The Halley Multicolour Camera
Five spacecraft comprised the “Halley Armada” which encountered the comet in spring 1986. The Japanese probes, Suisei and Sakegaki, did not penetrate the comet’s inner coma and did not carry experiments for studying the nucleus. The Vega 1 and 2 spacecraft made encounters on March 6th and 9th, 1986, respectively (Table 1). Just after midnight on March 14th, 1986, the Giotto spacecraft made its closest approach (596 km). The Vega and Giotto spacecraft all carried sophisticated remote sensing experiments for determination of nucleus properties.

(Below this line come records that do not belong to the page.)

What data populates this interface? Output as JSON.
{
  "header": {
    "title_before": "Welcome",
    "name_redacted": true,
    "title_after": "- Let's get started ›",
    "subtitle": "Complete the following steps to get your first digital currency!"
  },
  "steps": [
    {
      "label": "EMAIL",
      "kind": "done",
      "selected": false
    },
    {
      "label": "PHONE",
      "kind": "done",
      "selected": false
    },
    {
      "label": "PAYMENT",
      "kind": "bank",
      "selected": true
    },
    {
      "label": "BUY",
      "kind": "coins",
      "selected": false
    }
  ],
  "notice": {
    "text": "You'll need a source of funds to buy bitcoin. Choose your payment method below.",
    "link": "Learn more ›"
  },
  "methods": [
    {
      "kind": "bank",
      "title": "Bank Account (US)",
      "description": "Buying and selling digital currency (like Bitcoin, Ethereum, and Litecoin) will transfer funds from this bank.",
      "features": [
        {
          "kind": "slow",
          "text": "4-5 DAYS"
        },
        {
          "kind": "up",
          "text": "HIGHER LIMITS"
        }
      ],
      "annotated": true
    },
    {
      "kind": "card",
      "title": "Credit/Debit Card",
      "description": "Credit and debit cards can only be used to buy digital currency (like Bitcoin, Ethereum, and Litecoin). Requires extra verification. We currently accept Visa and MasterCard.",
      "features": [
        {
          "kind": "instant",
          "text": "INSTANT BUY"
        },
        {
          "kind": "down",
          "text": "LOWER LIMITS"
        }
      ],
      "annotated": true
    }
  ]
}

Closest approach distance [km]
||Date and time of closest approach||Fly-by velocity [km s-1]||Helio-centric distance [AU]||Phase angle of approach [deg]||Best pixel scale obtained [m px-1]||Comment on imaging systems and data|
|79.2||0.792||134||Out of focus (FWHM=10 px)|
|76.8||0.834||121||Saturated on nucleus||
Little 3-D information
because of reset 9s before closest approach
Deep Space 1
|88.0||47||Some 3-D information through to ?? ; no colour|
Table: Parameters of previous cometary fly-by missions.
Nick Thomas was involved in the data analysis for the Halley Multicolour Camera and took charge of the testing in 1990 which was designed to determine whether HMC was still functional.
You can see some of the HMC scientific publications in our LAPIS area.
Images from Giotto
The HMC data set has been analysed and the results published in book form as an ESA Special Publication. Below, we show a number of pictures from the book in their original digital form.
This area is still under construction but we are hoping to put some archive material about HMC on-line soon.